“The food system is notoriously home to some of the most dull, dirty, and dangerous jobs in the country,” Stebbins said. “And food tech, in my opinion, is unbelievably important in solving that problem, in creating jobs and pathways that people want to go towards and enjoy doing every day.”
In farming, advancements in agricultural technology, also known as agtech, range from machinery that helps to streamline labor-intensive tasks to planet-friendlier feeds, seeds, and fertilizers. The company Tomorrow.io provides precise weather data to aid in the timely planting and irrigation of crops, for example. And, in biotech, Ginkgo Bioworks and Motif FoodWorks harness biology to create craveable plant-based proteins. For consumers, brands like Sharkninja simplify eating and drinking healthier at home, while point-of-sale systems developed by Toast ease the process of placing in-person restaurant orders. Each of these companies are located in Greater Boston and together employ hundreds of Massachusetts residents.
For Citone, the city is rife with possibilities for anyone with a vested interest in revolutionizing the way we eat and helping fix our food system via technology that didn’t exist before. “Boston is a unique and powerful place. Not only do we have innovators and entrepreneurs, we also have undergraduate and graduate students who are saying, ‘I’m into food, I’m into agriculture, farming, and nutrition. I care about the Earth and I care about people. What can I do?’” she said.

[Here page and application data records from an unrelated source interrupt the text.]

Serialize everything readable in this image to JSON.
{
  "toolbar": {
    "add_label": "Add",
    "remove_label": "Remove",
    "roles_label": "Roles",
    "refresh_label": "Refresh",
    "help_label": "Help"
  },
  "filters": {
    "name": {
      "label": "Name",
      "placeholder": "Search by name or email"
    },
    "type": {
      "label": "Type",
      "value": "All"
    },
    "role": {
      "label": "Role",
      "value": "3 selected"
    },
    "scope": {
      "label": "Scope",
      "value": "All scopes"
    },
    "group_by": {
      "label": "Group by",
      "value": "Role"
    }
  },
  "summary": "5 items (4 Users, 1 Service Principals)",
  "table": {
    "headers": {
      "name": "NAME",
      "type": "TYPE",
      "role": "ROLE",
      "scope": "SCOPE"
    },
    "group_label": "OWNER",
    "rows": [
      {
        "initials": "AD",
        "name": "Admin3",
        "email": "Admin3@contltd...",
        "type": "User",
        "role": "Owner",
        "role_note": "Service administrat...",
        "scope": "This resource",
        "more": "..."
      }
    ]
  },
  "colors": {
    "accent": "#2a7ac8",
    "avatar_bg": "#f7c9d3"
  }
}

“And what we’re saying with this report is, here is a place, an intersection, where, if you have the passion and the knowledge and the expertise, you can show up and make a mark.”